Genetic contamination occurs when genetically engineered (GE) plants pollinate organic and other non-GE plants and introduce GE traits into the resulting cross. Corn in particular is highly susceptible to transgenic contamination due to its open-pollinated nature. Each corn tassel produces up to 25 million pollen grains that can be carried several thousand feet by the wind, insects, and unwitting humans. Gametophytic cross-incompatibility is a genetic trait in corn that allows a plant with a homozygous form of the gene to selectively breed only with other corn plants that also have the same gene, vastly reducing transgenic contamination.
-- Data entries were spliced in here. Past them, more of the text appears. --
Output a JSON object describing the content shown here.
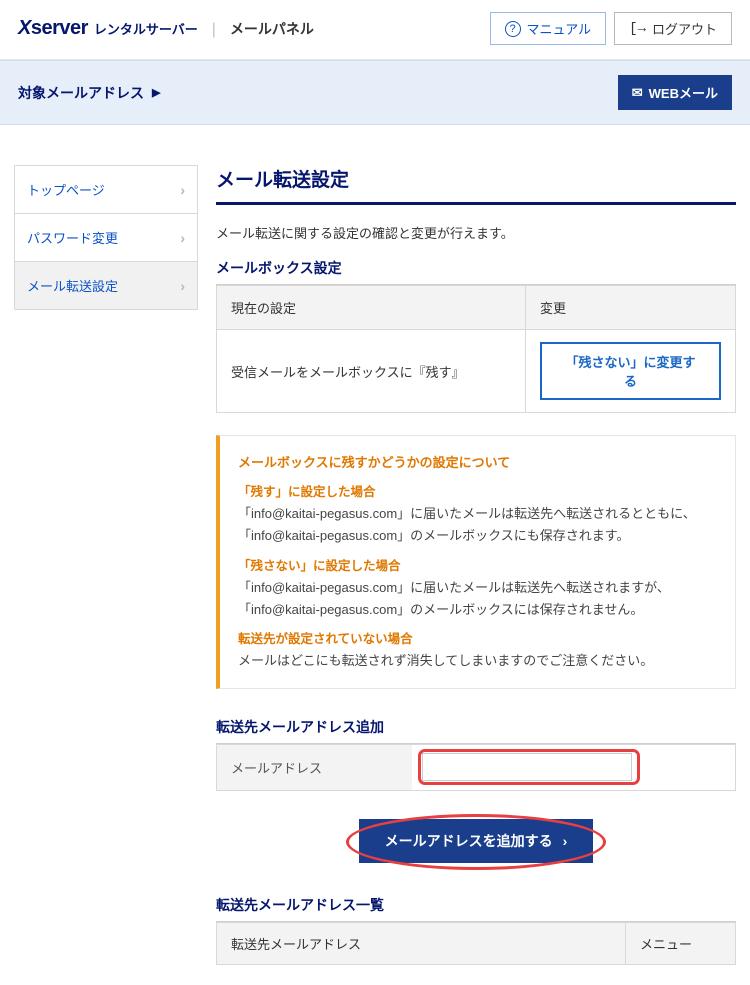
{
  "header": {
    "logo": "Xserver",
    "subtitle": "レンタルサーバー",
    "panel": "メールパネル",
    "manual": "マニュアル",
    "logout": "ログアウト"
  },
  "subbar": {
    "label": "対象メールアドレス",
    "webmail": "WEBメール"
  },
  "sidenav": {
    "items": [
      {
        "label": "トップページ",
        "active": false
      },
      {
        "label": "パスワード変更",
        "active": false
      },
      {
        "label": "メール転送設定",
        "active": true
      }
    ]
  },
  "page": {
    "title": "メール転送設定",
    "desc": "メール転送に関する設定の確認と変更が行えます。"
  },
  "mailbox": {
    "heading": "メールボックス設定",
    "col_current": "現在の設定",
    "col_change": "変更",
    "current_text": "受信メールをメールボックスに『残す』",
    "change_btn": "「残さない」に変更する"
  },
  "info": {
    "title": "メールボックスに残すかどうかの設定について",
    "case1_h": "「残す」に設定した場合",
    "case1_b": "「info@kaitai-pegasus.com」に届いたメールは転送先へ転送されるとともに、「info@kaitai-pegasus.com」のメールボックスにも保存されます。",
    "case2_h": "「残さない」に設定した場合",
    "case2_b": "「info@kaitai-pegasus.com」に届いたメールは転送先へ転送されますが、「info@kaitai-pegasus.com」のメールボックスには保存されません。",
    "case3_h": "転送先が設定されていない場合",
    "case3_b": "メールはどこにも転送されず消失してしまいますのでご注意ください。"
  },
  "add": {
    "heading": "転送先メールアドレス追加",
    "label": "メールアドレス",
    "value": "",
    "submit": "メールアドレスを追加する"
  },
  "list": {
    "heading": "転送先メールアドレス一覧",
    "col_addr": "転送先メールアドレス",
    "col_menu": "メニュー"
  }
}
This issue brief provides an introduction to the cross-incompatibility strategy in corn breeding.